Maybe it’s the futurist in me, but a transparent screen has been something that I’ve wanted since I was a kid watching Sci-Fi movies. I’m not sure how realistic the appeal would be in reality, but when we start to foster in the explosion of Augmented Reality applications, and Samsung’s revealing of the AMOLED display technology my mind started ticking, and I start to feel like a kid again.
Samsung’s representative in the video below states that the displays and the AMOLED technology isn’t really economically viable, and probably won’t be in displays this year, but next year, all beats are off. Would you buy an AMOLED display for your computer, or a laptop with one built in?
I sure as heck would.
What if, and I’m speculating here, Apple’s rumoured Tablet had an AMOLED display? Again, speculation, so don’t go running off to buy stock on this little rant. Some devices just lend themselves well to this sort of technology. Primarily, any device that you spend time on the move with should be planning to integrate this type of display in the near future. Once that happens, I’m sure the next step is figuring out how to interpret the data that’s happening around it, much like how the iPhone 3GS is now using the camera to survey its surroundings. The potential is really limitless, and once these two things are elegantly engineered and merged together we’ll be in the new age of computing.
If you think I’m crazy, you might want to check out a patent Apple filed, and won, for a New iPod Video headset display. It’s essentially glasses that give you an augmented reality controlled by an iPod. It’s starting to look like we’re heading the way of AMOLED, folks.

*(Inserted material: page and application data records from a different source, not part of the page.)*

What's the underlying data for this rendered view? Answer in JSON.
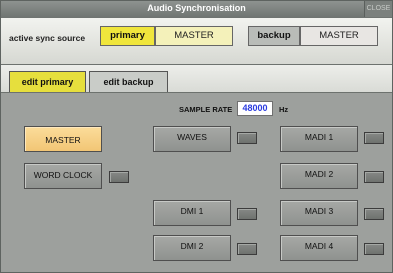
{
  "window": {
    "title": "Audio Synchronisation",
    "close_label": "CLOSE"
  },
  "sync": {
    "label": "active sync source",
    "primary_label": "primary",
    "primary_value": "MASTER",
    "backup_label": "backup",
    "backup_value": "MASTER"
  },
  "tabs": [
    {
      "label": "edit primary",
      "active": true
    },
    {
      "label": "edit backup",
      "active": false
    }
  ],
  "sample_rate": {
    "label": "SAMPLE RATE",
    "value": "48000",
    "unit": "Hz"
  },
  "sources": {
    "master": "MASTER",
    "word_clock": "WORD CLOCK",
    "waves": "WAVES",
    "dmi_1": "DMI 1",
    "dmi_2": "DMI 2",
    "madi_1": "MADI 1",
    "madi_2": "MADI 2",
    "madi_3": "MADI 3",
    "madi_4": "MADI 4",
    "selected": "MASTER"
  },
  "colors": {
    "selected_source": "#f2c675",
    "primary_accent": "#f0e63c",
    "sample_rate_text": "#2a3be0"
  }
}
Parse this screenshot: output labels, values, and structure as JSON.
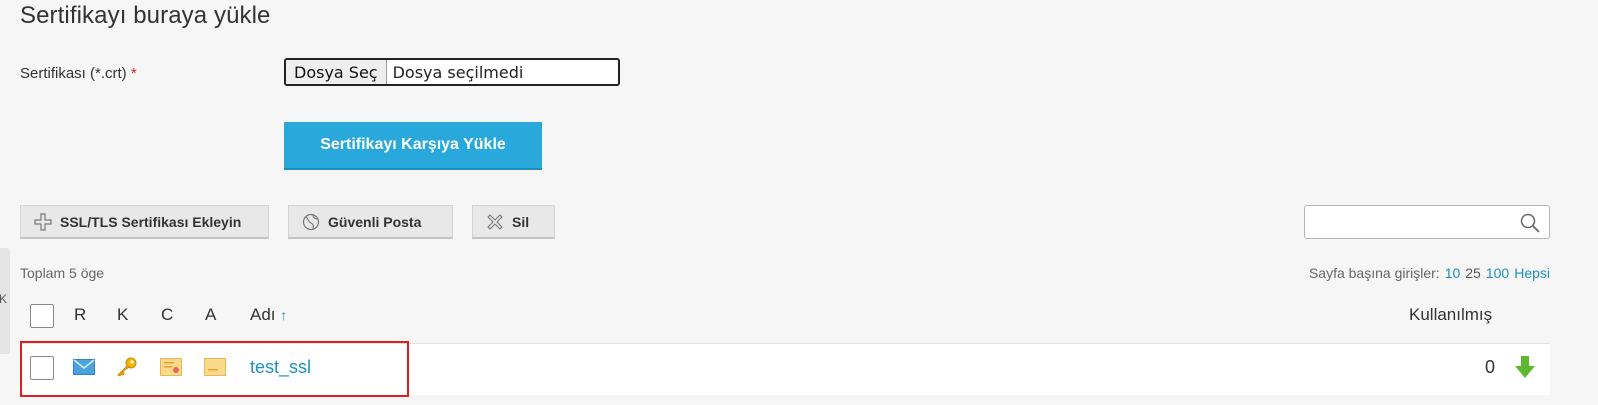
{
  "page": {
    "title": "Sertifikayı buraya yükle"
  },
  "upload_form": {
    "certificate_label": "Sertifikası (*.crt)",
    "required_mark": "*",
    "file_button_label": "Dosya Seç",
    "file_status": "Dosya seçilmedi",
    "submit_label": "Sertifikayı Karşıya Yükle"
  },
  "toolbar": {
    "add_label": "SSL/TLS Sertifikası Ekleyin",
    "add_icon": "plus-icon",
    "mail_label": "Güvenli Posta",
    "mail_icon": "globe-icon",
    "delete_label": "Sil",
    "delete_icon": "cross-icon",
    "search_value": "",
    "search_icon": "search-icon"
  },
  "list": {
    "total_text": "Toplam 5 öge",
    "per_page_label": "Sayfa başına girişler:",
    "per_page_options": [
      "10",
      "25",
      "100",
      "Hepsi"
    ],
    "columns": {
      "r": "R",
      "k": "K",
      "c": "C",
      "a": "A",
      "name": "Adı",
      "name_sort": "↑",
      "used": "Kullanılmış"
    },
    "rows": [
      {
        "name": "test_ssl",
        "used": "0",
        "icons": [
          "mail-icon",
          "key-icon",
          "certificate-icon",
          "ca-certificate-icon"
        ],
        "action_icon": "download-arrow-icon"
      }
    ]
  },
  "side_tab": {
    "glyph": "K"
  },
  "colors": {
    "accent": "#29a8dc",
    "link": "#1f8fbd",
    "highlight": "#e02020",
    "download": "#5cb82f"
  }
}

Will the AMOLED screens be in the Tablet, not likely, but they might be in a Tablet a couple versions down the road. News came out today that Apple is investigating dual-function touchscreens.
“These dual-function capacitive elements form part of the display system that generates an image on the display, and also form part of a touch sensing system that senses touch events on or near the display,” the application reads.
Couple these two technologies together, and we could be looking at a display that is not only thinner and cheaper to produce, but a display that would make for a perfect fit in a mobile device. Perhaps even a tablet.
All we would need is a monitor that also switched between OLED and e-ink, and we’d be set.